In the second hypothetical, there are two interactions to consider. When a lawyer first consults outside counsel because the lawyer believes the limitations period may have run, there is no conflict. The concern may be unfounded, or there may still be options for relief for the client. At that point, the lawyer has no duty to inform the client about seeking advice, but does have a duty to investigate further.
The ethical obligations the lawyer owes the client require action once the lawyer is aware that the lawyer erred, including the duty to disclose the relevant facts to the client. Since what information the lawyer must disclose is fact-intensive, the COPRAC opinion does not attempt to instruct about what facts a lawyer must disclose in all circumstances. But the fact that the lawyer consulted with outside counsel is not a significant fact that the lawyer must disclose.
Once the lawyer knows that the client has a potential claim, the lawyer must then consider carefully whether the lawyer may ethically continue to represent the client. Important to this consideration is whether the potential claim will materially affect the lawyer’s representation of the client and whether the lawyer can exercise independent judgment. If the lawyer concludes that the lawyer can ethically continue, then the lawyer must make all appropriate disclosures, advise the client of the right to seek independent counsel about such continued representation, and obtain the client’s informed written consent.
Finally, as a third hypothetical examines whether any of its conclusions or analyses would change if the lawyer consults with a law firm’s in-house counsel instead of outside counsel. There is no reason to treat differently a consultation with in-house counsel and, thus, no ethical obligation to reveal the fact of the consultation.
This is an opinion that has been circulated for public comment. It has not been voted for publication, nor approved by the State Bar. If the State Bar formally adopts this opinion, Ethics Quarterly will analyze any modifications.

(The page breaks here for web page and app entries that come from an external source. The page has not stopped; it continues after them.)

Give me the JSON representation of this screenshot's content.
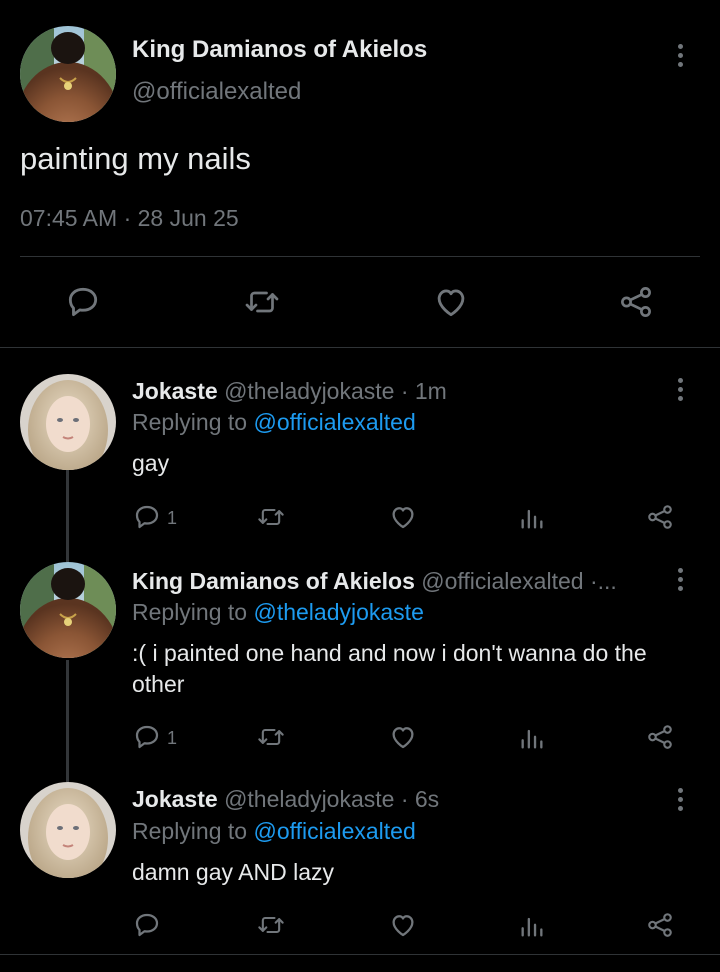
{
  "main_tweet": {
    "author_name": "King Damianos of Akielos",
    "author_handle": "@officialexalted",
    "text": "painting my nails",
    "timestamp": "07:45 AM · 28 Jun 25",
    "actions": [
      "reply-icon",
      "retweet-icon",
      "like-icon",
      "share-icon"
    ]
  },
  "replies": [
    {
      "author_name": "Jokaste",
      "meta": "@theladyjokaste · 1m",
      "replying_prefix": "Replying to",
      "replying_handle": "@officialexalted",
      "text": "gay",
      "reply_count": "1"
    },
    {
      "author_name": "King Damianos of Akielos",
      "meta": "@officialexalted ·...",
      "replying_prefix": "Replying to",
      "replying_handle": "@theladyjokaste",
      "text": ":( i painted one hand and now i don't wanna do the other",
      "reply_count": "1"
    },
    {
      "author_name": "Jokaste",
      "meta": "@theladyjokaste · 6s",
      "replying_prefix": "Replying to",
      "replying_handle": "@officialexalted",
      "text": "damn gay AND lazy",
      "reply_count": ""
    }
  ],
  "colors": {
    "background": "#000000",
    "text": "#e7e9ea",
    "muted": "#71767b",
    "link": "#1d9bf0",
    "divider": "#2f3336"
  }
}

Please note that, due to the break in continuity of publications, the volume number of Ethics Quarterly now matches the calendar year of publication and does not reflect the number of years that Ethics Quarterly has been published.